→ RECORDED INFORMATION:
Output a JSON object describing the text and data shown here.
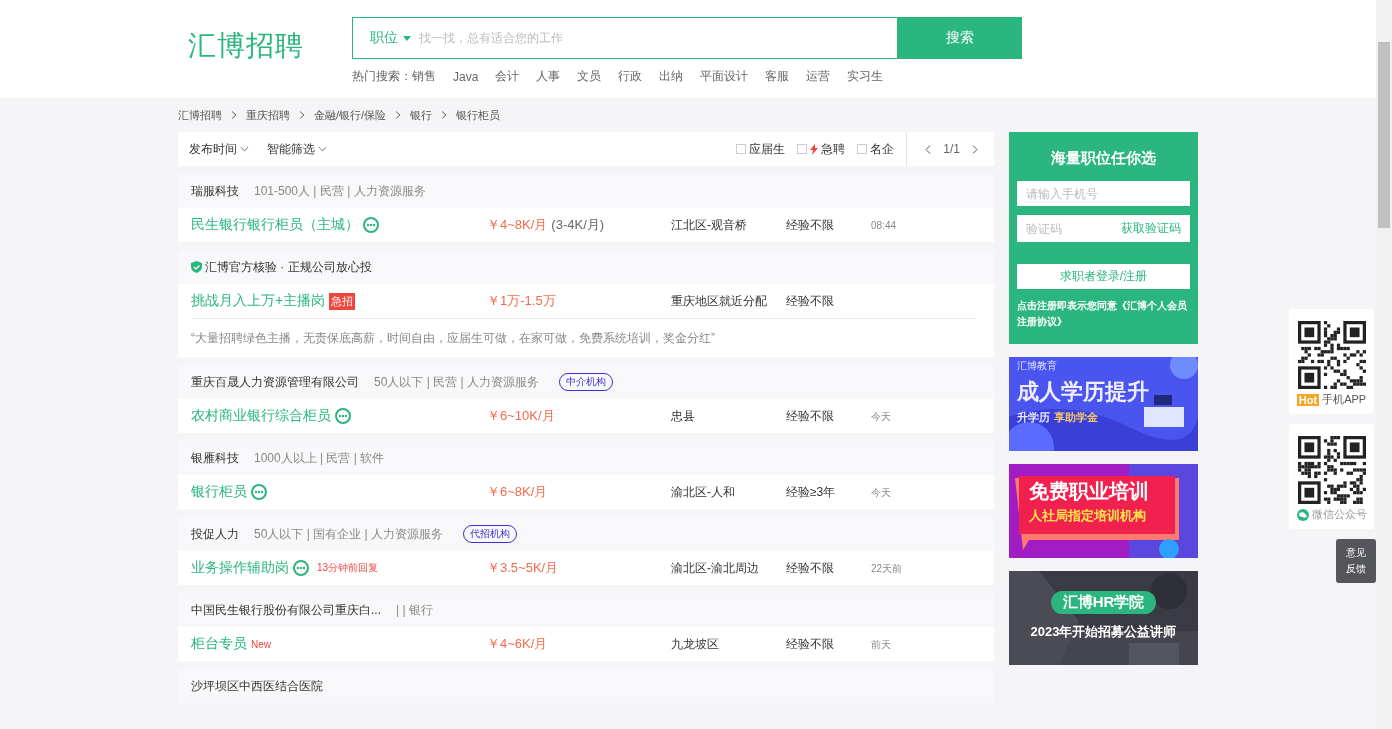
{
  "logo": "汇博招聘",
  "search": {
    "category": "职位",
    "placeholder": "找一找，总有适合您的工作",
    "button": "搜索"
  },
  "hot_search": {
    "label": "热门搜索：",
    "items": [
      "销售",
      "Java",
      "会计",
      "人事",
      "文员",
      "行政",
      "出纳",
      "平面设计",
      "客服",
      "运营",
      "实习生"
    ]
  },
  "breadcrumb": [
    "汇博招聘",
    "重庆招聘",
    "金融/银行/保险",
    "银行",
    "银行柜员"
  ],
  "filters": {
    "dropdowns": [
      "发布时间",
      "智能筛选"
    ],
    "checkboxes": [
      {
        "label": "应届生",
        "checked": false,
        "icon": false
      },
      {
        "label": "急聘",
        "checked": false,
        "icon": true
      },
      {
        "label": "名企",
        "checked": false,
        "icon": false
      }
    ],
    "pager": "1/1"
  },
  "listings": [
    {
      "kind": "job",
      "company": "瑞服科技",
      "info": "101-500人 | 民营 | 人力资源服务",
      "title": "民生银行银行柜员（主城）",
      "chat": true,
      "salary": "￥4~8K/月",
      "salary_note": "(3-4K/月)",
      "location": "江北区-观音桥",
      "experience": "经验不限",
      "time": "08:44"
    },
    {
      "kind": "promo",
      "header": "汇博官方核验 · 正规公司放心投",
      "title": "挑战月入上万+主播岗",
      "badge": {
        "kind": "urgent",
        "text": "急招"
      },
      "salary": "￥1万-1.5万",
      "location": "重庆地区就近分配",
      "experience": "经验不限",
      "quote": "“大量招聘绿色主播，无责保底高薪，时间自由，应届生可做，在家可做，免费系统培训，奖金分红”"
    },
    {
      "kind": "job",
      "company": "重庆百晟人力资源管理有限公司",
      "info": "50人以下 | 民营 | 人力资源服务",
      "tag": "中介机构",
      "title": "农村商业银行综合柜员",
      "chat": true,
      "salary": "￥6~10K/月",
      "location": "忠县",
      "experience": "经验不限",
      "time": "今天"
    },
    {
      "kind": "job",
      "company": "银雁科技",
      "info": "1000人以上 | 民营 | 软件",
      "title": "银行柜员",
      "chat": true,
      "salary": "￥6~8K/月",
      "location": "渝北区-人和",
      "experience": "经验≥3年",
      "time": "今天"
    },
    {
      "kind": "job",
      "company": "投促人力",
      "info": "50人以下 | 国有企业 | 人力资源服务",
      "tag": "代招机构",
      "title": "业务操作辅助岗",
      "chat": true,
      "reply": "13分钟前回复",
      "salary": "￥3.5~5K/月",
      "location": "渝北区-渝北周边",
      "experience": "经验不限",
      "time": "22天前"
    },
    {
      "kind": "job",
      "company": "中国民生银行股份有限公司重庆白...",
      "info": "| | 银行",
      "title": "柜台专员",
      "chat": false,
      "badge": {
        "kind": "new",
        "text": "New"
      },
      "salary": "￥4~6K/月",
      "location": "九龙坡区",
      "experience": "经验不限",
      "time": "前天"
    },
    {
      "kind": "company_only",
      "company": "沙坪坝区中西医结合医院"
    }
  ],
  "login": {
    "title": "海量职位任你选",
    "phone_placeholder": "请输入手机号",
    "code_placeholder": "验证码",
    "code_link": "获取验证码",
    "button": "求职者登录/注册",
    "agreement": "点击注册即表示您同意《汇博个人会员注册协议》"
  },
  "banners": [
    {
      "kind": "education",
      "tag": "汇博教育",
      "headline": "成人学历提升",
      "sub1": "升学历",
      "sub2": "享助学金"
    },
    {
      "kind": "training",
      "headline": "免费职业培训",
      "sub1": "人社局指定培训机构"
    },
    {
      "kind": "academy",
      "headline": "汇博HR学院",
      "sub1": "2023年开始招募公益讲师"
    }
  ],
  "float_panel": {
    "app": {
      "badge": "Hot",
      "label": "手机APP"
    },
    "wechat": {
      "label": "微信公众号"
    },
    "feedback": "意见反馈"
  }
}
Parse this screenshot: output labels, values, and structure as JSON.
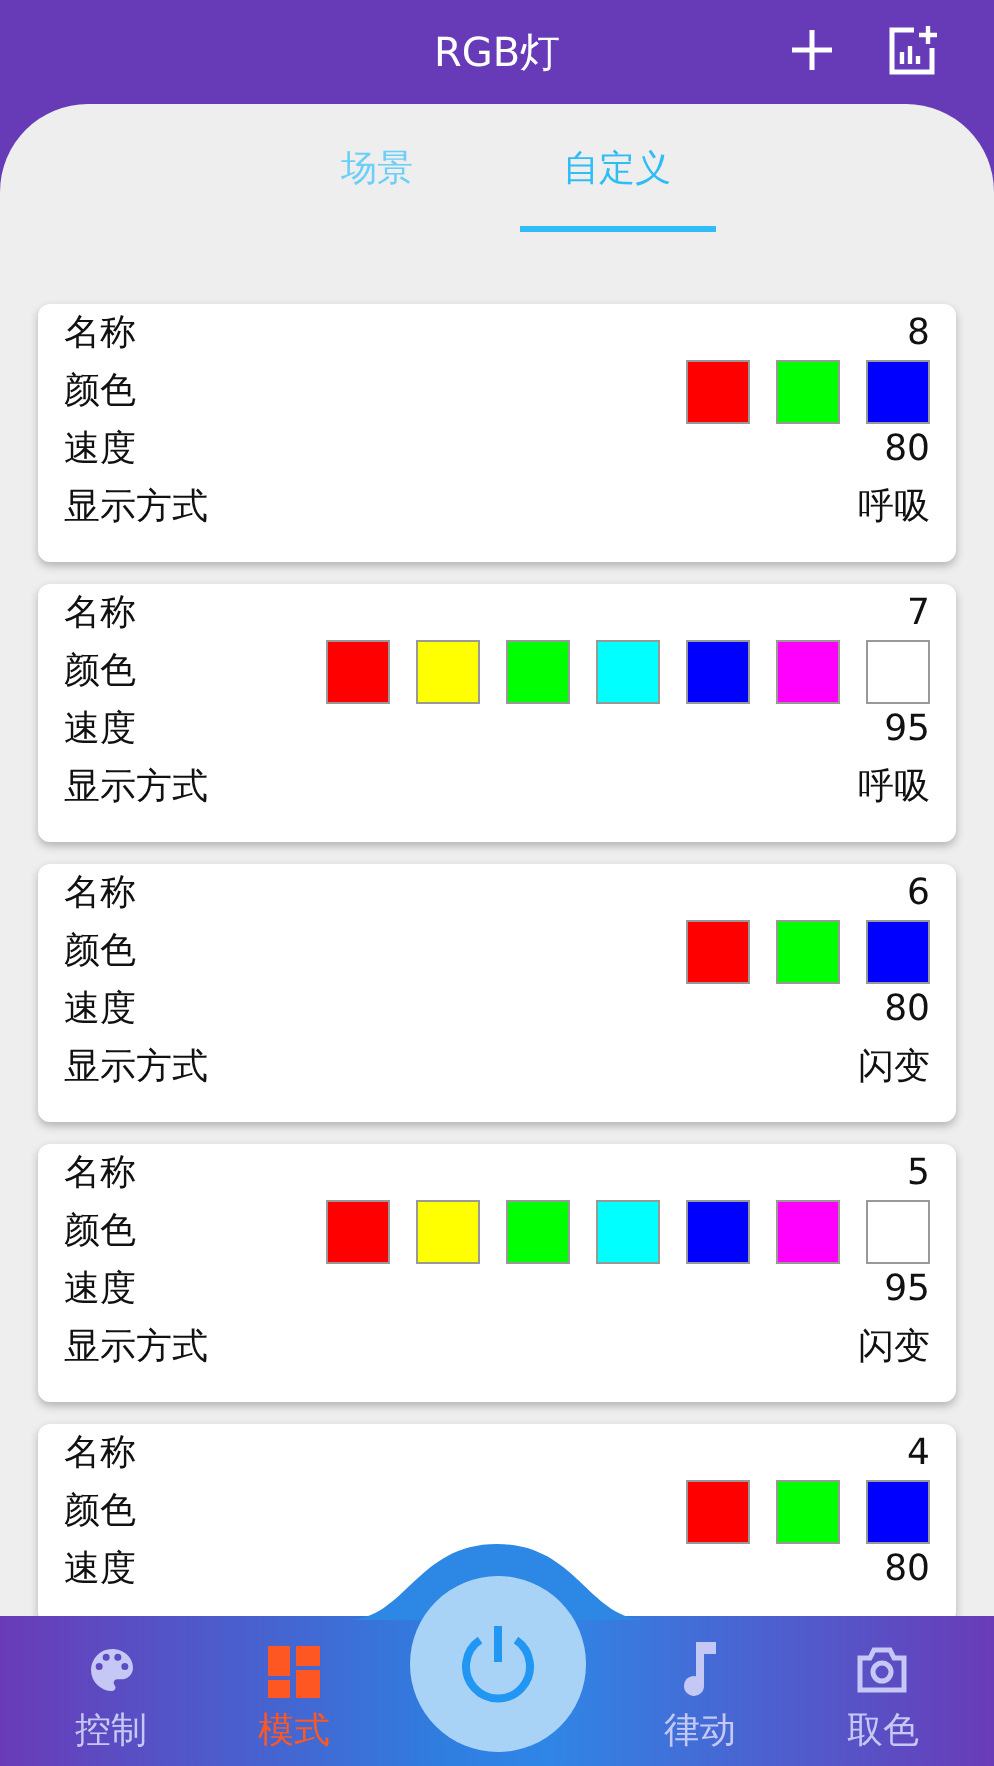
{
  "header": {
    "title": "RGB灯"
  },
  "tabs": [
    {
      "label": "场景",
      "selected": false
    },
    {
      "label": "自定义",
      "selected": true
    }
  ],
  "cards": [
    {
      "fields": [
        {
          "kind": "text",
          "label": "名称",
          "value": "8"
        },
        {
          "kind": "colors",
          "label": "颜色",
          "colors": [
            {
              "color": "#ff0000"
            },
            {
              "color": "#00ff00"
            },
            {
              "color": "#0000ff"
            }
          ]
        },
        {
          "kind": "text",
          "label": "速度",
          "value": "80"
        },
        {
          "kind": "text",
          "label": "显示方式",
          "value": "呼吸"
        }
      ]
    },
    {
      "fields": [
        {
          "kind": "text",
          "label": "名称",
          "value": "7"
        },
        {
          "kind": "colors",
          "label": "颜色",
          "colors": [
            {
              "color": "#ff0000"
            },
            {
              "color": "#ffff00"
            },
            {
              "color": "#00ff00"
            },
            {
              "color": "#00ffff"
            },
            {
              "color": "#0000ff"
            },
            {
              "color": "#ff00ff"
            },
            {
              "color": "#ffffff"
            }
          ]
        },
        {
          "kind": "text",
          "label": "速度",
          "value": "95"
        },
        {
          "kind": "text",
          "label": "显示方式",
          "value": "呼吸"
        }
      ]
    },
    {
      "fields": [
        {
          "kind": "text",
          "label": "名称",
          "value": "6"
        },
        {
          "kind": "colors",
          "label": "颜色",
          "colors": [
            {
              "color": "#ff0000"
            },
            {
              "color": "#00ff00"
            },
            {
              "color": "#0000ff"
            }
          ]
        },
        {
          "kind": "text",
          "label": "速度",
          "value": "80"
        },
        {
          "kind": "text",
          "label": "显示方式",
          "value": "闪变"
        }
      ]
    },
    {
      "fields": [
        {
          "kind": "text",
          "label": "名称",
          "value": "5"
        },
        {
          "kind": "colors",
          "label": "颜色",
          "colors": [
            {
              "color": "#ff0000"
            },
            {
              "color": "#ffff00"
            },
            {
              "color": "#00ff00"
            },
            {
              "color": "#00ffff"
            },
            {
              "color": "#0000ff"
            },
            {
              "color": "#ff00ff"
            },
            {
              "color": "#ffffff"
            }
          ]
        },
        {
          "kind": "text",
          "label": "速度",
          "value": "95"
        },
        {
          "kind": "text",
          "label": "显示方式",
          "value": "闪变"
        }
      ]
    },
    {
      "fields": [
        {
          "kind": "text",
          "label": "名称",
          "value": "4"
        },
        {
          "kind": "colors",
          "label": "颜色",
          "colors": [
            {
              "color": "#ff0000"
            },
            {
              "color": "#00ff00"
            },
            {
              "color": "#0000ff"
            }
          ]
        },
        {
          "kind": "text",
          "label": "速度",
          "value": "80"
        }
      ]
    }
  ],
  "nav": [
    {
      "kind": "palette",
      "label": "控制",
      "selected": false
    },
    {
      "kind": "grid",
      "label": "模式",
      "selected": true
    },
    {
      "kind": "power"
    },
    {
      "kind": "music",
      "label": "律动",
      "selected": false
    },
    {
      "kind": "camera",
      "label": "取色",
      "selected": false
    }
  ]
}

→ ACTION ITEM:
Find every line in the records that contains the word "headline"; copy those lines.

→ EXPECTED OUTPUT:
      "headline": "成人学历提升",
      "headline": "免费职业培训",
      "headline": "汇博HR学院",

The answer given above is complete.